    I am happy to hear it :-) And pls if anybody would have any questions around polish cusine I will be happy to answer. My style of cooking is a little more modern, because I traveled a lot and have been living in two other countries (ireland and spain), but I do hold in respect to the traditional cooking and know quite a bit about it.
  2. Ania Bielecka

    Pierogi Recipes

    Hi ! I hope I can help with this one, being polish. When it comes to the dough recipe, traditional one is just flour, water (Important: you add warm water!!) and salt . And thats that. Some add one egg, which is what I like to do - it gives nice color and structure. The only situation in which I would add milk or cream would be if you are making sweet taste pierogi, although it wouldn´t be traditional.
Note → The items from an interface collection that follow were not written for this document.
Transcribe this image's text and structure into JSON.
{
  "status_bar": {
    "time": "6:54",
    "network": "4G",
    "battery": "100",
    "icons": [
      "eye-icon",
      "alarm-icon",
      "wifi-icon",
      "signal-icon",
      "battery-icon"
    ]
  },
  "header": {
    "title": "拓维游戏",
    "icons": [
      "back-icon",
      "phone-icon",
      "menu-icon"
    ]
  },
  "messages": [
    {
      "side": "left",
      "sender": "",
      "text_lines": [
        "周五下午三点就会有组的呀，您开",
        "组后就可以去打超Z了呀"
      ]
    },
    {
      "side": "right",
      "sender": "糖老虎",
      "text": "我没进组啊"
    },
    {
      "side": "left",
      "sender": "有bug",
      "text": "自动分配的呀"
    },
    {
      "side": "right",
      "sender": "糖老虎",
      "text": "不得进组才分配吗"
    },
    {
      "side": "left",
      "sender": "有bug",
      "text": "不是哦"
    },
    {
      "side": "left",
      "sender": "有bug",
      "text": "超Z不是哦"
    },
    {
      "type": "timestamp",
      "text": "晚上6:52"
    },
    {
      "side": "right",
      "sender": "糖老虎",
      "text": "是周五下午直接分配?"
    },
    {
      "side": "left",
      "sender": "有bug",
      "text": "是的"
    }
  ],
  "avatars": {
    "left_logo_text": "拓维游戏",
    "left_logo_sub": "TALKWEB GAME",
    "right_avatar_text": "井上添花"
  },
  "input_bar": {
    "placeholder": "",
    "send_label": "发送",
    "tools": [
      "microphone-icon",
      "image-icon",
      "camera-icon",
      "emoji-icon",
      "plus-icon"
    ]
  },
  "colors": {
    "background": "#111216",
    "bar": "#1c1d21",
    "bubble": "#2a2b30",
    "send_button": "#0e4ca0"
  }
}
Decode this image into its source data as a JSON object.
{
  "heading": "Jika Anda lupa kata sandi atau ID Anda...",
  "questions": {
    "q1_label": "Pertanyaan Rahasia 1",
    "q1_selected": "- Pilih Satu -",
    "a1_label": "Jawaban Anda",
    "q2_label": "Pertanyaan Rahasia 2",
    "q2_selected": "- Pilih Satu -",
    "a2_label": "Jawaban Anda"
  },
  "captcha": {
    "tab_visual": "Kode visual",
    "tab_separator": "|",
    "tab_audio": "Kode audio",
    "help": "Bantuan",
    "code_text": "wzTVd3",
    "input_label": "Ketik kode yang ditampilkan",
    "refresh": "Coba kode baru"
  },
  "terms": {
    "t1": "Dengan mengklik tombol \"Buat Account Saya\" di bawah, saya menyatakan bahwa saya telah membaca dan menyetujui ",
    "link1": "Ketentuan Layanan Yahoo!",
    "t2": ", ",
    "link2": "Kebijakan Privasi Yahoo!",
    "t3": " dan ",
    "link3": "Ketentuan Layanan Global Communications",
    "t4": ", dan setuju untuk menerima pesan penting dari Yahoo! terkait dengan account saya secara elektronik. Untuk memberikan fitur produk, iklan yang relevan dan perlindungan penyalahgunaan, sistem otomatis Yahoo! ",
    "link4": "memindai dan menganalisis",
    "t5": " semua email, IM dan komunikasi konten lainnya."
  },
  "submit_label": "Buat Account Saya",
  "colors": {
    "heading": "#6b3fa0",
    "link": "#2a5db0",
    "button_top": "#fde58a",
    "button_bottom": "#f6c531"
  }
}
When it comes to typical taste you are aiming to the more salty taste, and this gives it more of a pancake structure. Of course I understand that some people prefer it differently, and thats understandable. Thats traditional way. Proportions of course depends on the type of flour, the one I know is 300g of F and 200g of water, of a traditional one. In case you add egg, less water is needed. There is really nice and old recipe using the egg and butter: 500 g flour 1/4 l of water 50 g of butter (added at room temprature, but not cooked before. 1 egg 2 yolks 1 teaspoon of salt You first add butter to the flour (you can help yourself with the knife, cutting the butter) just the same as in shortcrust pastry. Add eggs, salt and water (slowly). Work the dough until is is elastic. The typical feeling is: Potato, Friend Onion (loads! as somebody said and black pepper) and cottage cheese. I prefer when there are more potatoes, again you aim for salty and spicy not sweet in taste. Another with the sour kraut normally is mixed with mushrooms. This are traditionaly made for the Christmas Eve. You probably can get dried forest mushrooms, what I do, is I soak them in water (not too much) for an 1h or so, sometimes more. Then I fry onion, add the sour kraut. I remove the mushrooms from the water and cut them small, add them to sour kraut with the water that has some taste in it. You cook it until the water evaporates, and of course season at the time of cooking. White mushrooms in my personal opinion cannot be used in this case. Making pierogi is also a nice way to use left over meat from the broth cooking (Rosol) but you need to use some spices, as the taste has been given away during the process. Might be an idea to add some strong in taste meat (like lets say liver) and again loads of onion. Another typical feeling less known is Buckwheat with cottage cheese. Allthe best, Ania